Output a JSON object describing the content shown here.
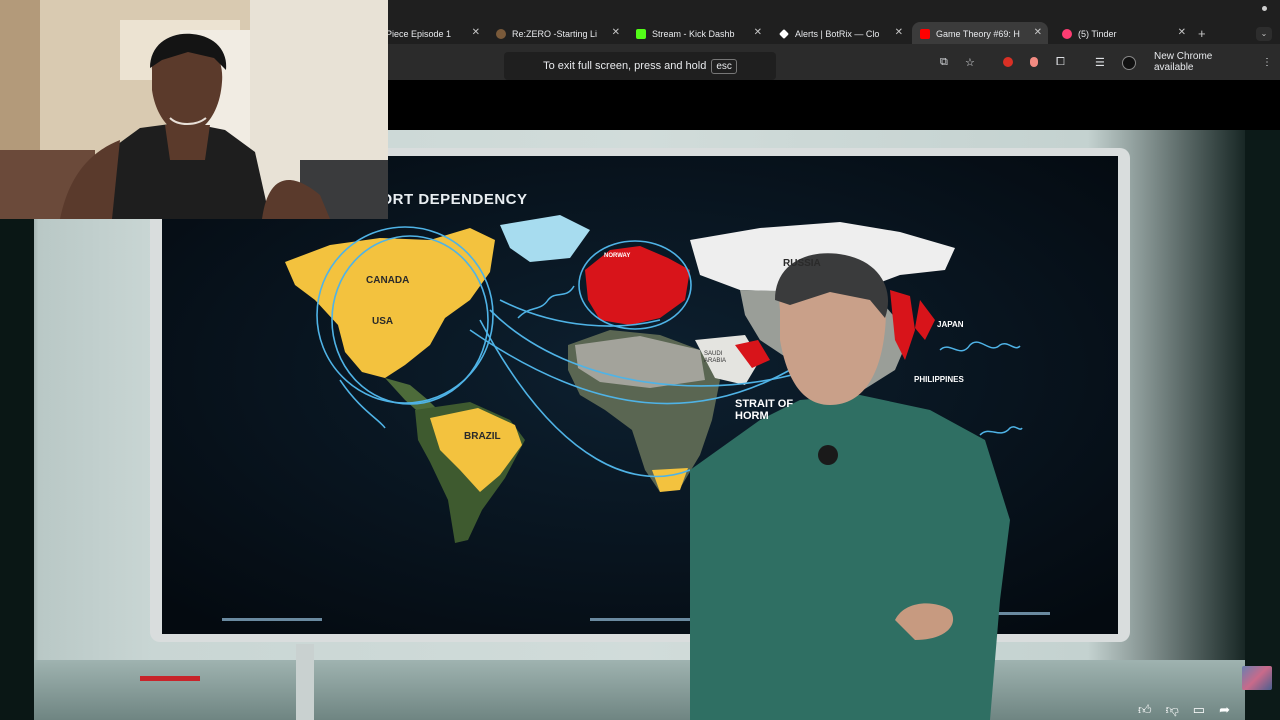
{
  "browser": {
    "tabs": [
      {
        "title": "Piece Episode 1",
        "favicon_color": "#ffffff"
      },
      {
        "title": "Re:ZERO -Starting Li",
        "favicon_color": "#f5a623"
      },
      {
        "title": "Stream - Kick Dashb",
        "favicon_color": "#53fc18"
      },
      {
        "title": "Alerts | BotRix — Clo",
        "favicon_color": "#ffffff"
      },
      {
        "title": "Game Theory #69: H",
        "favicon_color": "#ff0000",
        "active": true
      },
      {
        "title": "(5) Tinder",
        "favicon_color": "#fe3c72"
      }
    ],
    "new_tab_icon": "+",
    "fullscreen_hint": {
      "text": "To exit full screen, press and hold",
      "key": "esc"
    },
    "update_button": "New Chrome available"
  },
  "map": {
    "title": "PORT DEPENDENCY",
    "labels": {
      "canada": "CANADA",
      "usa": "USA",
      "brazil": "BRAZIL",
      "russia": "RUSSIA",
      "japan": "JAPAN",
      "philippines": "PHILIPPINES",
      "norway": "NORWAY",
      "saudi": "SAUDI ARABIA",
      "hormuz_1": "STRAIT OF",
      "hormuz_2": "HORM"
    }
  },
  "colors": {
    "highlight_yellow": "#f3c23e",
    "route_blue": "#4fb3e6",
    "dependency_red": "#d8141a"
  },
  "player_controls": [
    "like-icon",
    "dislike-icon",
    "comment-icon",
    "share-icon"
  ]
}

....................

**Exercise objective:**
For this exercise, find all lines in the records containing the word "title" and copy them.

**Answer to the exercise:**
        "title": "Piece Episode 1",
        "title": "Re:ZERO -Starting Li",
        "title": "Stream - Kick Dashb",
        "title": "Alerts | BotRix — Clo",
        "title": "Game Theory #69: H",
        "title": "(5) Tinder",
    "title": "PORT DEPENDENCY",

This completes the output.